Bryce Brown, G, Auburn: Cornerback — He had a 25-point performance against Kansas, Brown’s athleticism and size would fit well at corner, being 6’3, 198 pounds.
Justin Robinson, G, Virginia Tech: Cornerback — He’s got a similar size and athleticism as Brown, and had a solid performance in his return against Liberty.
Carsen Edwards, G, Purdue: Safety — Speaking of folks who have solid performances, Edwards scored a whopping 42 against Villanova in the round of 32. At 6’1, 200 pounds, his length would make for an athletic safety.
PJ Washington, F, Kentucky: Safety — Unfortunately, Washington has been dealing with an injury during the tournament, but he might be making a return soon, judging from recent Twitter activity. But at 6’8, 228 pounds, he can just suit up to play safety instead!
Zion Williamson, F, Duke: Defensive end — Yes, I have Zion playing both ways because he’s just that type of athlete with versatile skillset and strength. Williams would absolutely destroy some quarterbacks as a defensive end, I don’t need to explain this too much.
Trevion Williams, F, Purdue: Defensive tackle — At 6’9 and 280 pounds, Williams would fit in just fine at tackle alongside Williamson, with plenty of athleticism and toughness:
Grant Williams, F, Tennessee: Defensive tackle — At 6’7, 236 pounds, he’s got the size, length, and strength to make for a physical defensive tackle.
Kenny Wooten, F, Oregon: Defensive end — At 6’9, this would be pretty frightening to watch come off the end as an opposing quarterback, tbh:
Naz Reid, F, LSU: Linebacker — Reid is a true freshman, but he’s got the size and build of an absolute unit. At 6’10 and 250 pounds he may be a bit tall for a linebacker, but I wouldn’t hesitate to put him here. Just imagine running backs trying to run into this dude:
Ashton Hagans, G, Kentucky: Linebacker — The Wildcats freshman guard would fit in well at linebacker, at 6’3, 193 pounds. A tad undersized, but he could hold his own:
Along the way, Walker has only played one year of football. An injury in AAU cost him his freshman season on the gridiron before he returned to the field as a sophomore, where he shined as a free safety and wide receiver. That’s when Walker made the decision to focus on hoops.
”I think I could have been a really good player,” Walker told SB Nation, thinking back to his football days. “I honestly think I probably can still go pro in football if I wanted to.”
Zion Williamson, Return specialist: I don’t need to justify this, do I?

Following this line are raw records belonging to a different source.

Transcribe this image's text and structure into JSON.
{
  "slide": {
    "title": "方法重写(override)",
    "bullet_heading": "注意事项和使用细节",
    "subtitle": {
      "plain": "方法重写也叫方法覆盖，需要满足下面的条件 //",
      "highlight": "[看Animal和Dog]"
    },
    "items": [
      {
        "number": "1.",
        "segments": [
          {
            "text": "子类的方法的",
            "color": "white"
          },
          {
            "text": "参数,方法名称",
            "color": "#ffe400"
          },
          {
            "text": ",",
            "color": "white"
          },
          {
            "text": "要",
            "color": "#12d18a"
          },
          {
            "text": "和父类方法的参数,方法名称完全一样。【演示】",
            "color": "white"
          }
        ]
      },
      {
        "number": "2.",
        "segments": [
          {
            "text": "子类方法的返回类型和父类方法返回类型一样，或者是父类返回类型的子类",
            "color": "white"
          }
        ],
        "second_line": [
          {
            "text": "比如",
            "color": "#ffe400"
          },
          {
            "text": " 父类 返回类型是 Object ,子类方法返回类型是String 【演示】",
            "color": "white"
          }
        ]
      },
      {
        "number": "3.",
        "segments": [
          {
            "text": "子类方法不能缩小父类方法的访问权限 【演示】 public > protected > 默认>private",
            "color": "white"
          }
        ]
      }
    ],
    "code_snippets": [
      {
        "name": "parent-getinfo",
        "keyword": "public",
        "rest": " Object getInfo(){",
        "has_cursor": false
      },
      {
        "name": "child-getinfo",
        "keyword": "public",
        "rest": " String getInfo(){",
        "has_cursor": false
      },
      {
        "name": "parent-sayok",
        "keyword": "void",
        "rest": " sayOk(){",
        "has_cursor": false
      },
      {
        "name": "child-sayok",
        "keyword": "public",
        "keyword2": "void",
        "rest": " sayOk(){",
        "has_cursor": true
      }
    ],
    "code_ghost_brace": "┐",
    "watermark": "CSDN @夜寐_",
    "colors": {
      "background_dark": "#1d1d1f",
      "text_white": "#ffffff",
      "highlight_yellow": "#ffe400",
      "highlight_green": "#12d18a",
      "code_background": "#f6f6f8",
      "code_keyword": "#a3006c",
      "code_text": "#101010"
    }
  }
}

Zion Williamson, Punter: Don’t try and tell me this couldn’t work.
Zion Williamson, Kicker: Ahem:
Got any other suggestions on guys that you think could suit up on the gridiron?
Drop ‘em in the comments below!